How to Treat an Injured or Broken Toe by Buddy-Taping
Broken toes can be extremely painful, hurt for several weeks, and make it difficult to walk and wear shoes. Since only the big toe can be casted if it has been broken, buddy-taping can be beneficial in terms of allowing the toe to heal in a straight position. This will make walking more comfortable—and reduce swelling and pain. Follow these easy steps to buddy-tape a broken or injured toe.
How do I Know My Toe is Broken?
There are several types of injuries that may cause toe fractures:
- Stress Fracture: A toe that becomes fractured after repetitive movements or action, such as sports or an occupation.
- Trauma or Injury: Stubbing or dropping a heavy object on the toes that causes a fracture.
- Hyper-Extension: A fall or a trip that forces the weight of the body on the toes and bends them backwards.
Broken toes have discolored and bruised skin, are swollen at the fracture, are painful to the touch, and are sensitive to movement.
Signs and Symptoms of a Broken Toe
After the injury, you may experience stiffness, swollen, red or purplish bruising around the fracture of the toe. The toe may look crooked, twisted, or appear deformed from swelling. Depending on the type of injury, the toenail may have a collection of blood underneath it, and the toenail may begin to separate and fall off after a few days. Your toenail will grow back.
When to Seek Medical Care
- If you suspect the big toe is broken, you will need a cast placed by a doctor to ensure the bone heals straight and minimizes residual arthritis later on
- Pain of the toe gets worse instead of better with unrelieved pain by over-the-counter medications
- Increased swelling with dark colored skin around the affected toe and severe pain. This may indicate a blood vessel has been ruptured and continues to bleed internally
- You have an open fracture, which means you can see the bone through the skin, or there is drainage or bleeding near the affected toe
Apply Ice to the Broken Toe
Place a moist hand towel in a plastic bag and place in the freezer, or place ice cubes in water in a bowel big enough to accommodate your foot comfortably.
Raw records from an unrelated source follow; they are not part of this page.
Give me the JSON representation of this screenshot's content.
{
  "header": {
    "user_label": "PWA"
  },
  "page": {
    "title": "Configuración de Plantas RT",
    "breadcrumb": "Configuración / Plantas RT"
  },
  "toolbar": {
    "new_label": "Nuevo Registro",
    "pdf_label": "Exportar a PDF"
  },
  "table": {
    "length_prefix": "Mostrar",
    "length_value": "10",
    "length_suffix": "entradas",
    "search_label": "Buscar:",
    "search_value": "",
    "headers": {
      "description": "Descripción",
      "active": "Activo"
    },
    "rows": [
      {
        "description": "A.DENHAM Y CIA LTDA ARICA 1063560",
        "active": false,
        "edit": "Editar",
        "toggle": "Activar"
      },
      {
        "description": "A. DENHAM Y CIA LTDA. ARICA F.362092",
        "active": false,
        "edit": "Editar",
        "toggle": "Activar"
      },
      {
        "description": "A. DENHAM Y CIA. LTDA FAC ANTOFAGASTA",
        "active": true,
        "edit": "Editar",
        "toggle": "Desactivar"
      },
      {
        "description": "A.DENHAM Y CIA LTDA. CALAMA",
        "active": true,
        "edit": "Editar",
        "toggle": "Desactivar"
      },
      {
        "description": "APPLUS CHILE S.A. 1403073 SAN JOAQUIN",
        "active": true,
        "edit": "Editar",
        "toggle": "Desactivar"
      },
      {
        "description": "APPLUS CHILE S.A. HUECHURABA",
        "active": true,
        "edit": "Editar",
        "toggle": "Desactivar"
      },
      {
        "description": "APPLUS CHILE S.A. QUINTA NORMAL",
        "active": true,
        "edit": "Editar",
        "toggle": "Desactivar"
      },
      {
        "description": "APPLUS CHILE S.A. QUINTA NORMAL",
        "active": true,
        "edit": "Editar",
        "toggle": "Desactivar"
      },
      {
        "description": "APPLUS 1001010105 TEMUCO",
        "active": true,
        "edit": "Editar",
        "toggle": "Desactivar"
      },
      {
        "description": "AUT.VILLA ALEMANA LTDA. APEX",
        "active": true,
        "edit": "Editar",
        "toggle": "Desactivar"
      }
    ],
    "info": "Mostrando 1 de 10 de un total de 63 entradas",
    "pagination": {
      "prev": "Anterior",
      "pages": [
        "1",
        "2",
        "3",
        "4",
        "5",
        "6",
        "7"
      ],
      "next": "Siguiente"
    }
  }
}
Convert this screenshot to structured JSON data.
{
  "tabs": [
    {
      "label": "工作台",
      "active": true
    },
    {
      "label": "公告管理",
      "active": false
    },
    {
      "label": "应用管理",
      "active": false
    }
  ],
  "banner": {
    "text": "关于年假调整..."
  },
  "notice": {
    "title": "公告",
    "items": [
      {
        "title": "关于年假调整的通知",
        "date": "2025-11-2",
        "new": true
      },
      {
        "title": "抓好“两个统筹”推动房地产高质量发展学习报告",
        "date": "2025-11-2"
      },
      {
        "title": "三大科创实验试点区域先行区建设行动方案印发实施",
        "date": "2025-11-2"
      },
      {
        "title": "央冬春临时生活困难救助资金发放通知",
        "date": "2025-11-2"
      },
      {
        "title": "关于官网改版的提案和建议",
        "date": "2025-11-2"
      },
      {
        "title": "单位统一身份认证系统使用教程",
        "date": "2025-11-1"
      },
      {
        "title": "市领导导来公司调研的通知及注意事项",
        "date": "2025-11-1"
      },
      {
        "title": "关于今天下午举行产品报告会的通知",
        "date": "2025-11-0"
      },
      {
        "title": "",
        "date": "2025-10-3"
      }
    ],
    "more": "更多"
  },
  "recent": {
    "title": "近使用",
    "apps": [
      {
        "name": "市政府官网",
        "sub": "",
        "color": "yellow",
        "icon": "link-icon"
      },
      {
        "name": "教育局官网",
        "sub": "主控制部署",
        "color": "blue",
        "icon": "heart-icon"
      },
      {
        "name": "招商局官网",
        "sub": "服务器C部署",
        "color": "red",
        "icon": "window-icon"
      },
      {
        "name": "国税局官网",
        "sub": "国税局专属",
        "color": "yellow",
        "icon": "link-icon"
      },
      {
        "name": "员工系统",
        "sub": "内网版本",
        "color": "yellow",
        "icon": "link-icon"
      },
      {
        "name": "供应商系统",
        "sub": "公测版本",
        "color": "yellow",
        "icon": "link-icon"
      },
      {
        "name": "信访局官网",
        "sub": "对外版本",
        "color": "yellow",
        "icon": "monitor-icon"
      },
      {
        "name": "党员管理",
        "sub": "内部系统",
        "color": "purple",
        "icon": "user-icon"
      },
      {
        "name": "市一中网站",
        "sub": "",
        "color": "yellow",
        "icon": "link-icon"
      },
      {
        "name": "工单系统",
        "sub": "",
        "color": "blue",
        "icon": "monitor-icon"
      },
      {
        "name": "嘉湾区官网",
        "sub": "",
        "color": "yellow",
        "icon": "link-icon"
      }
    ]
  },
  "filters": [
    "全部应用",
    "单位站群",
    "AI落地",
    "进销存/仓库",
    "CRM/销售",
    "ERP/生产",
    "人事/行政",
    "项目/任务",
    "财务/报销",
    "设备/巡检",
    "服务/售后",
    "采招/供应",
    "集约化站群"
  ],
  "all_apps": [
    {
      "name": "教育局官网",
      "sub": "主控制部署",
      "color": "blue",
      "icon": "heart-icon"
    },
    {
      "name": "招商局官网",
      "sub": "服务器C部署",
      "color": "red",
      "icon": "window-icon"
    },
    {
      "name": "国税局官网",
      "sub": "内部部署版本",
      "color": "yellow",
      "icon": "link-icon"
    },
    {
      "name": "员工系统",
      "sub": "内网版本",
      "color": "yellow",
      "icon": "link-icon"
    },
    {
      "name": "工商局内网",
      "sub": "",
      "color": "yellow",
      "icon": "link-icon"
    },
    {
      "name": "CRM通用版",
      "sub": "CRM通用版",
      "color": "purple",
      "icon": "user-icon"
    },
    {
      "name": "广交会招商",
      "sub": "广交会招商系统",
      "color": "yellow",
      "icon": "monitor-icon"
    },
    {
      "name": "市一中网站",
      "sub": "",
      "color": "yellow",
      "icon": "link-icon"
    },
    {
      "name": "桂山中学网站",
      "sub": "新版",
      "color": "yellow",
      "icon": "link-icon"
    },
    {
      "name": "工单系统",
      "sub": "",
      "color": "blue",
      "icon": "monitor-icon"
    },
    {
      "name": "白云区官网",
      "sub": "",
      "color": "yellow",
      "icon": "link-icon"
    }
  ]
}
Place ice pack or soak the affected foot in cold water about 20 minutes every hour or when necessary. Do not freeze the skin longer than 20 minutes to reduce the chance of frostbite.
Elevate the Broken Toe Above the Heart
Swelling of the broken toe increases pain by causing congestion around the injured bone and applying constant pressure. Elevate the foot on pillows, a chair, or by any means to reduce swelling and pain. You will require less pain medications, heal faster, and suffer with less soreness and tenderness on movement.
How to Buddy-Tape a Broken Toe
Identify the Broken or Injured Toe
The swollen, discolored, or deformed toe is most likely the toe that might be broken. Check if you can move it voluntarily. If you can't move it, is if from pain or is the bone broken completely. If the toe bone is no longer attached, seek help from the emergency room. If the toe is completely detached from a break in the bone, you may not be able to set it correctly, it may heal wrong, and you will eventually need surgery to re-break and re-set the toe bone.
Always tape the Broken Toe to the Next Largest Toe
Create a splint with a piece of gauze, cotton, or cloth wrapped around an ice cream stick to set the broken toe in a straight position for healing. Place the splint between the broken toe and the next largest toe.
Tape the Broken Toe and Buddy Toe Together
Wrap the broken toe and buddy toe with band-aids, surgical tape, or cloth tape. Do not use string, rubber bands, or anything else that would cut off circulation. It is very important that you secure the toes well, but observe the color and pay attention to tingling or "pins and needles" in the taped toes. If these signs and symptoms occur, loosen the tape and reapply until the circulation is unaffected but the toes are secure.
Over-the-counter pain medications should work as directed to ease the pain in your broken toe. The best defense is elevating the foot, applying ice, and resting the foot as much as possible.
Toe Buddy-Taping at a Glance
Prepare Toe for Taping
Tape Broken Toe to Next Largest Toe
Signs and Symptoms
Broken toe is discolored, deformed, swollen or painful
Trim an ice cream stick and cover with guaze or cotton into a splint
Place the splint between the broken and buddy toe
Observe the taped toes for signs and symptoms of impaired circulation
Observe for color changes in taped toes or tingling and "pins and needles"
Remove tape and re-tape with lose tape but secured toes
Elevate affected foot above the heart
Reduce pain and swelling with foot up on pillows in bed or sitting up
Use a crutch or special shoe for walking
Apply ice or ice bath for 20 mins on and 30 minutes off
Reduce pain and swelling without causing frostbite
Take over the counter pain meds as directed if needed
How to Tape a Toe and Walk with a Crutch
This content is for informational purposes only and does not substitute for formal and individualized diagnosis, prognosis, treatment, prescription, and/or dietary advice from a licensed medical professional. Do not stop or alter your current course of treatment. If pregnant or nursing, consult with a qualified provider on an individual basis. Seek immediate help if you are experiencing a medical emergency.